The fluid from the tracheal sampling could become an alternative to the lung homogenate that has typically been used for animal inoculation in M. hyo control, she told Pig Health Today.

Burton’s idea was to look at the tracheal fluid collected during diagnostic testing and use it in a solution to inoculate pigs. In theory, she didn’t see any reason why it couldn’t be used, but that theory needed to be proved.

“Right now, the gold standard is to use lung homogenate [as an inoculate] for M. hyo,” Burton said, but that can be costly from an animal-welfare and genetics standpoint. She was looking for an alternative method.

“I’ve had quite a bit of experience with tracheal sampling, so we basically diluted [the trachea fluid] and created an inoculum,” she said. “We intratracheally administered 8 mls of the solution to 30 gilts and tested them 16 days later.”

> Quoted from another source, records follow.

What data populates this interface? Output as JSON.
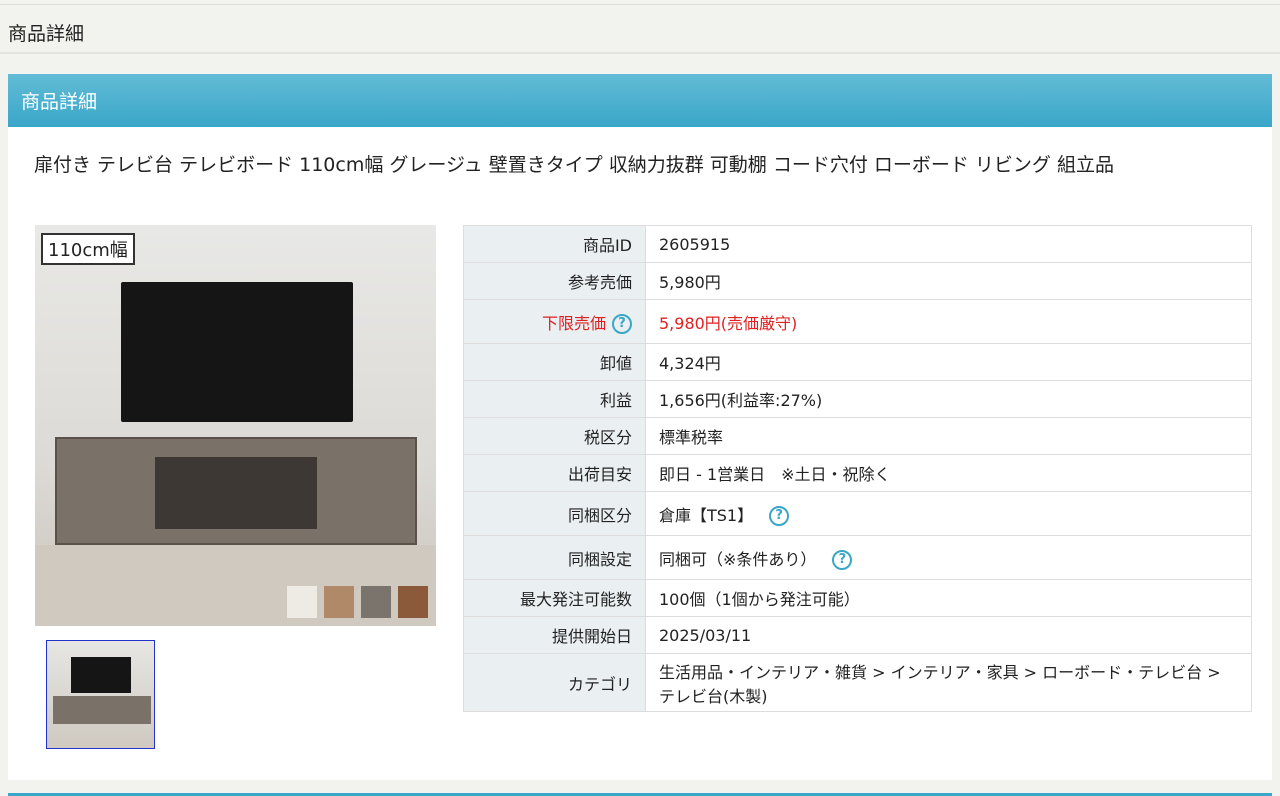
{
  "page_title": "商品詳細",
  "panel_title": "商品詳細",
  "product_name": "扉付き テレビ台 テレビボード 110cm幅 グレージュ 壁置きタイプ 収納力抜群 可動棚 コード穴付 ローボード リビング 組立品",
  "image_badge": "110cm幅",
  "colors": {
    "accent": "#3aa6c8",
    "red": "#e02020",
    "swatches": [
      "#eeeae4",
      "#b08a68",
      "#7a746c",
      "#8a5a3a"
    ]
  },
  "details": [
    {
      "label": "商品ID",
      "value": "2605915"
    },
    {
      "label": "参考売価",
      "value": "5,980円"
    },
    {
      "label": "下限売価",
      "value": "5,980円(売価厳守)",
      "help": "?"
    },
    {
      "label": "卸値",
      "value": "4,324円"
    },
    {
      "label": "利益",
      "value": "1,656円(利益率:27%)"
    },
    {
      "label": "税区分",
      "value": "標準税率"
    },
    {
      "label": "出荷目安",
      "value": "即日 - 1営業日　※土日・祝除く"
    },
    {
      "label": "同梱区分",
      "value": "倉庫【TS1】",
      "help": "?"
    },
    {
      "label": "同梱設定",
      "value": "同梱可（※条件あり）",
      "help": "?"
    },
    {
      "label": "最大発注可能数",
      "value": "100個（1個から発注可能）"
    },
    {
      "label": "提供開始日",
      "value": "2025/03/11"
    },
    {
      "label": "カテゴリ",
      "value": "生活用品・インテリア・雑貨 > インテリア・家具 > ローボード・テレビ台 > テレビ台(木製)"
    }
  ]
}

The gilts were 100% positive for M. hyo, using a polymerase chain reaction (PCR) test.

Testing the spread

Twenty-six days after the initial inoculation, Burton tested the theory a step further. The way the barn was set up, researchers tested contact and non-contact animals. They inoculated half the gilts in four pens and left the other half non-inoculated. These were the direct-contact animals. Two additional pens had fence-to-fence contact with the inoculated animals, and animals across the aisle were considered non-contact sentinels.

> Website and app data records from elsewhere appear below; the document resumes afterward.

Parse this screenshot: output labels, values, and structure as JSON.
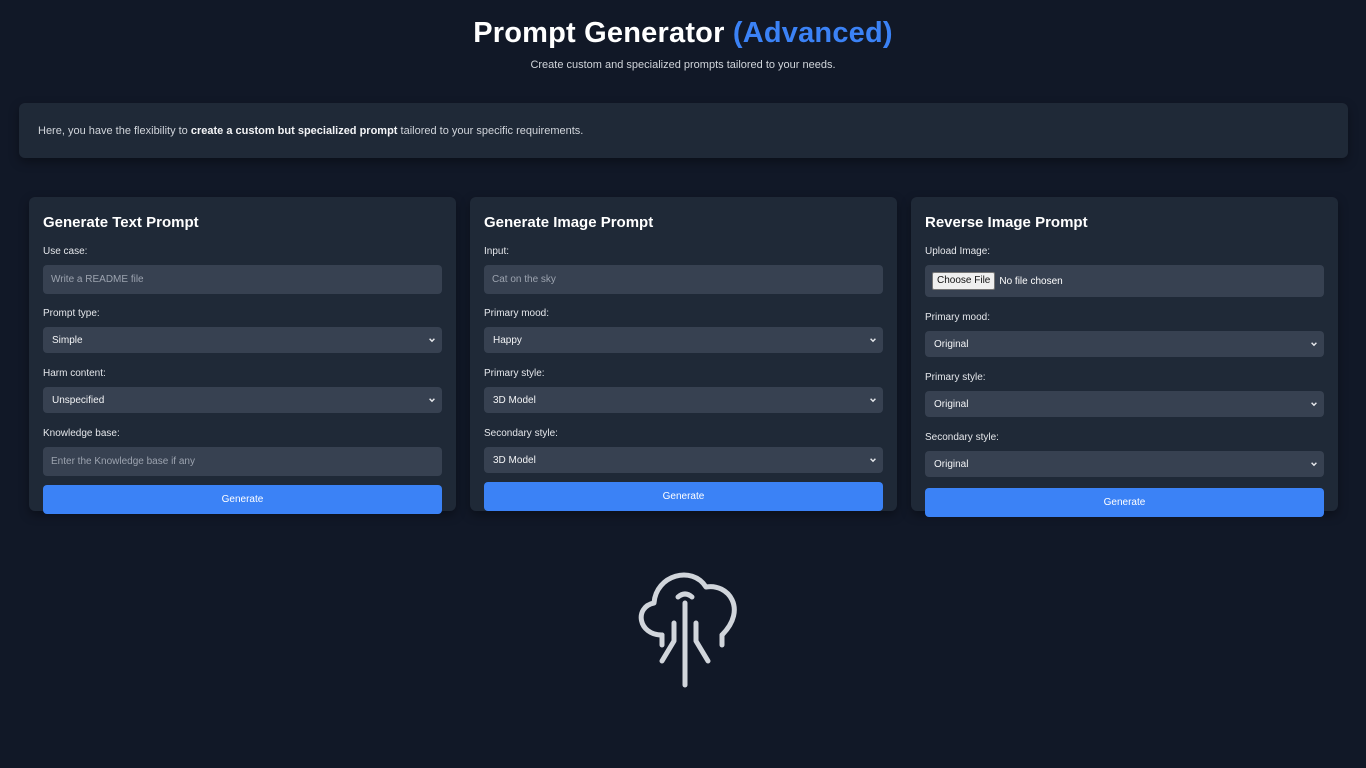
{
  "header": {
    "title": "Prompt Generator",
    "title_accent": "(Advanced)",
    "subtitle": "Create custom and specialized prompts tailored to your needs."
  },
  "intro": {
    "prefix": "Here, you have the flexibility to ",
    "emphasis": "create a custom but specialized prompt",
    "suffix": " tailored to your specific requirements."
  },
  "text_prompt": {
    "title": "Generate Text Prompt",
    "use_case_label": "Use case:",
    "use_case_placeholder": "Write a README file",
    "prompt_type_label": "Prompt type:",
    "prompt_type_value": "Simple",
    "harm_label": "Harm content:",
    "harm_value": "Unspecified",
    "kb_label": "Knowledge base:",
    "kb_placeholder": "Enter the Knowledge base if any",
    "button": "Generate"
  },
  "image_prompt": {
    "title": "Generate Image Prompt",
    "input_label": "Input:",
    "input_placeholder": "Cat on the sky",
    "mood_label": "Primary mood:",
    "mood_value": "Happy",
    "style_label": "Primary style:",
    "style_value": "3D Model",
    "secondary_label": "Secondary style:",
    "secondary_value": "3D Model",
    "button": "Generate"
  },
  "reverse_prompt": {
    "title": "Reverse Image Prompt",
    "upload_label": "Upload Image:",
    "choose_file": "Choose File",
    "file_status": "No file chosen",
    "mood_label": "Primary mood:",
    "mood_value": "Original",
    "style_label": "Primary style:",
    "style_value": "Original",
    "secondary_label": "Secondary style:",
    "secondary_value": "Original",
    "button": "Generate"
  },
  "colors": {
    "background": "#111827",
    "card": "#1f2937",
    "input": "#374151",
    "accent": "#3b82f6"
  },
  "icons": {
    "select_arrow": "chevron-down-icon",
    "logo": "cloud-logo-icon"
  }
}
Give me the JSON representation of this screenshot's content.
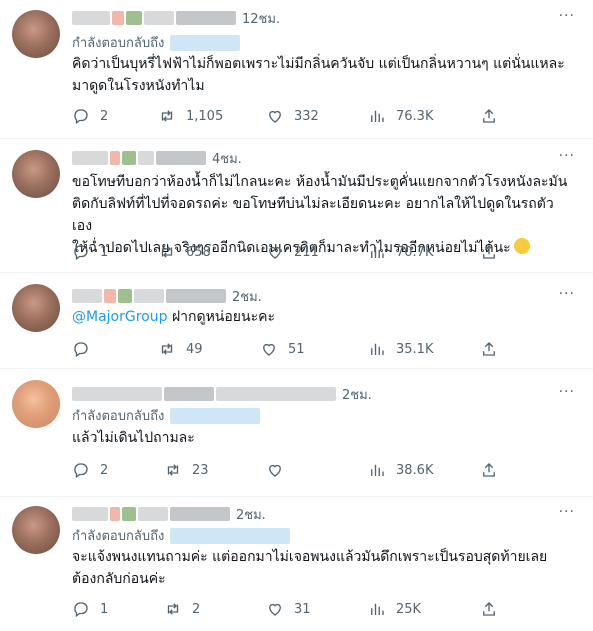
{
  "tweets": [
    {
      "time": "12ชม.",
      "more": "···",
      "reply_prefix": "กำลังตอบกลับถึง",
      "lines": [
        "คิดว่าเป็นบุหรี่ไฟฟ้าไม่ก็พอตเพราะไม่มีกลิ่นควันจับ แต่เป็นกลิ่นหวานๆ แต่นั่นแหละ",
        "มาดูดในโรงหนังทำไม"
      ],
      "stats": {
        "reply": "2",
        "retweet": "1,105",
        "like": "332",
        "views": "76.3K"
      }
    },
    {
      "time": "4ชม.",
      "more": "···",
      "lines": [
        "ขอโทษทีบอกว่าห้องน้ำก็ไม่ไกลนะคะ ห้องน้ำมันมีประตูคั่นแยกจากตัวโรงหนังละมัน",
        "ติดกับลิฟท์ที่ไปที่จอดรถค่ะ ขอโทษทีบ่นไม่ละเอียดนะคะ อยากไลให้ไปดูดในรถตัวเอง",
        "ให้ฉ่ำปอดไปเลย จริงๆรออีกนิดเอนเครดิตก็มาละทำไมรออีกหน่อยไม่ได้นะ"
      ],
      "stats": {
        "reply": "1",
        "retweet": "658",
        "like": "211",
        "views": "70.7K"
      }
    },
    {
      "time": "2ชม.",
      "more": "···",
      "mention": "@MajorGroup",
      "text": " ฝากดูหน่อยนะคะ",
      "stats": {
        "reply": "",
        "retweet": "49",
        "like": "51",
        "views": "35.1K"
      }
    },
    {
      "time": "2ชม.",
      "more": "···",
      "reply_prefix": "กำลังตอบกลับถึง",
      "lines": [
        "แล้วไม่เดินไปถามละ"
      ],
      "stats": {
        "reply": "2",
        "retweet": "23",
        "like": "",
        "views": "38.6K"
      }
    },
    {
      "time": "2ชม.",
      "more": "···",
      "reply_prefix": "กำลังตอบกลับถึง",
      "lines": [
        "จะแจ้งพนงแทนถามค่ะ แต่ออกมาไม่เจอพนงแล้วมันดึกเพราะเป็นรอบสุดท้ายเลย",
        "ต้องกลับก่อนค่ะ"
      ],
      "stats": {
        "reply": "1",
        "retweet": "2",
        "like": "31",
        "views": "25K"
      }
    }
  ]
}
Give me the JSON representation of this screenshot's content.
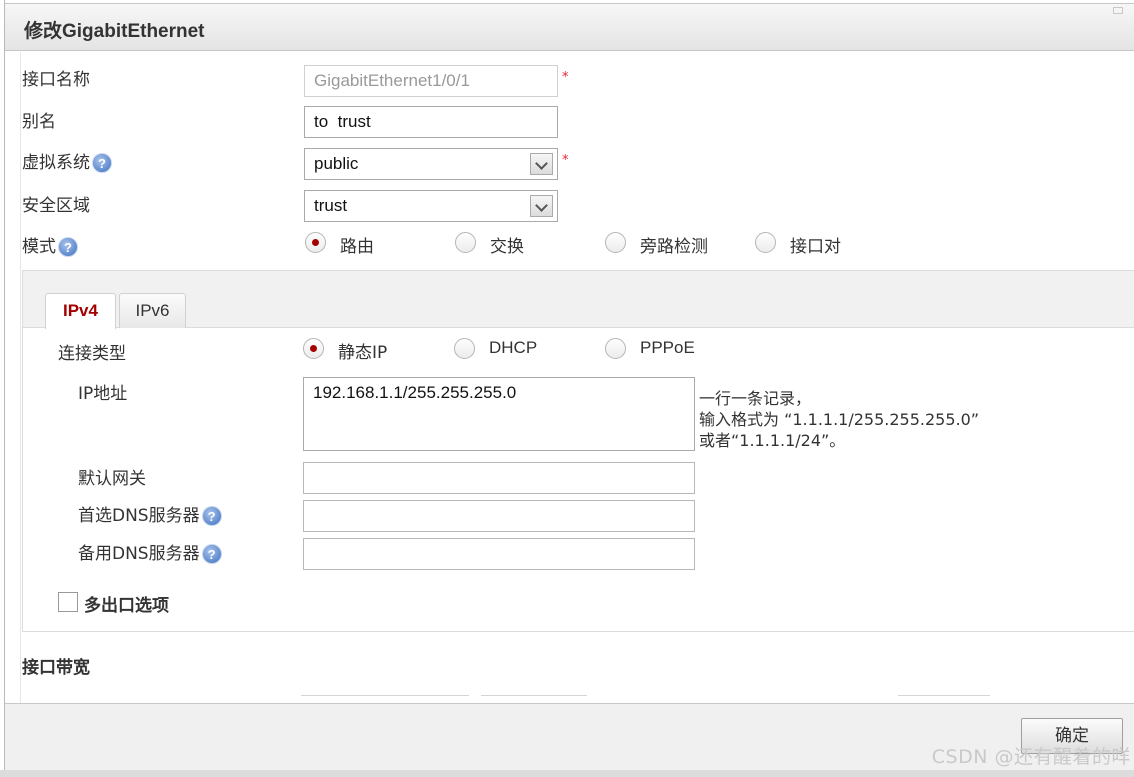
{
  "dialog": {
    "title": "修改GigabitEthernet",
    "ok_label": "确定"
  },
  "form": {
    "interface_name_label": "接口名称",
    "interface_name_value": "GigabitEthernet1/0/1",
    "alias_label": "别名",
    "alias_value": "to  trust",
    "vsys_label": "虚拟系统",
    "vsys_value": "public",
    "zone_label": "安全区域",
    "zone_value": "trust",
    "mode_label": "模式",
    "mode_options": [
      "路由",
      "交换",
      "旁路检测",
      "接口对"
    ],
    "mode_selected": "路由",
    "required_mark": "*",
    "help_glyph": "?"
  },
  "tabs": [
    "IPv4",
    "IPv6"
  ],
  "ipv4": {
    "conn_type_label": "连接类型",
    "conn_options": [
      "静态IP",
      "DHCP",
      "PPPoE"
    ],
    "conn_selected": "静态IP",
    "ip_label": "IP地址",
    "ip_value": "192.168.1.1/255.255.255.0",
    "ip_hint_1": "一行一条记录，",
    "ip_hint_2": "输入格式为 “1.1.1.1/255.255.255.0”",
    "ip_hint_3": "或者“1.1.1.1/24”。",
    "gateway_label": "默认网关",
    "dns1_label": "首选DNS服务器",
    "dns2_label": "备用DNS服务器",
    "multi_exit_label": "多出口选项"
  },
  "bandwidth": {
    "section_label": "接口带宽"
  },
  "watermark": "CSDN @还有醒着的咩"
}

Results of the trial showed:

  • 100% of the direct-contact animals in the pens with the inoculated gilts were positive.
  • 80% of the animals with fence-to-fence contact were positive.
  • 100% of the animals across the aisle from the inoculated gilts were positive.

“We feel relatively successful in that we took those 30 gilts and essentially had 100% positivity within 26 days in a group of 158,” Burton said.

Next steps

Burton said the next step is to determine the infectious dose needed to effectively inoculate the animals. Also, since many veterinarians like to use fogging as an exposure technique, Burton would like to try that protocol.

Additionally, she will look at the seeder ratio. Having 30 gilts inoculate 158 animals is “abnormal,” she said.

“That’s about a 4:1 ratio, and so it’s atypical of M. Hyo,” Burton said. “We want to look further into nailing down the seeder ratio.”

Going forward, Burton hopes to add ELISA and serum testing to the PCR tests for a fuller understanding of the M. hyo inoculant in the herd.
Burton encouraged veterinarians to keep an open mind in thinking about exposure processes for M. hyo.

“It’s definitely a benefit if we don’t have to euthanize animals to collect that lung homogenate,” she said. “Plus, a lot of farms are already doing tracheal samplings…to diagnose the farm. You can just take that sample and…use it again as an inoculum, potentially.”

Best practices

Producers need to understand their production flows when thinking about M. hyo control, Burton said. The financial consequences of M. hyo are seen primarily in grow-finish animals, so it’s important to understand the status of those pigs downstream.

“We know M. hyo doesn’t generally transmit laterally, so it’s almost always coming from the sow farm,” Burton said. She suggested monitoring for the disease with cross-sectional studies.

“Look at five to six different age groups on 1 day and do tracheal sampling along with serum and oral-fluid collections,” Burton said. “You can get a good timeline and see multiple age groups at the same time to…determine their status. Doing that at least twice a year is a good way to keep surveillance [current] and modify protocols as needed.”

Timing is important too. Burton suggested producers and veterinarians find medications that can control clinical signs early on and determine through the flow when those medications should be administered.

“You don’t want to be too far behind the ball, but you also don’t want to be too far in front of it,” she said. “You want to be right on top of it before it can become a bigger issue than it needs to be.”

The farm on which the original study was done is considering an elimination program for M. hyo, Burton said. She wants to employ the tracheal inoculation program with herd closure to see if time-to-negative-production can be shortened and to determine the minimum dosage needed as well as the dilution ratio.

Although there is a negative stigma associated with tracheal sampling because of its invasive nature, the ability to use the fluid in a way that may have long-term benefits could make the effort that much more indispensable.

Farm Journal’s Pork | JoAnn Alumbaugh | September 14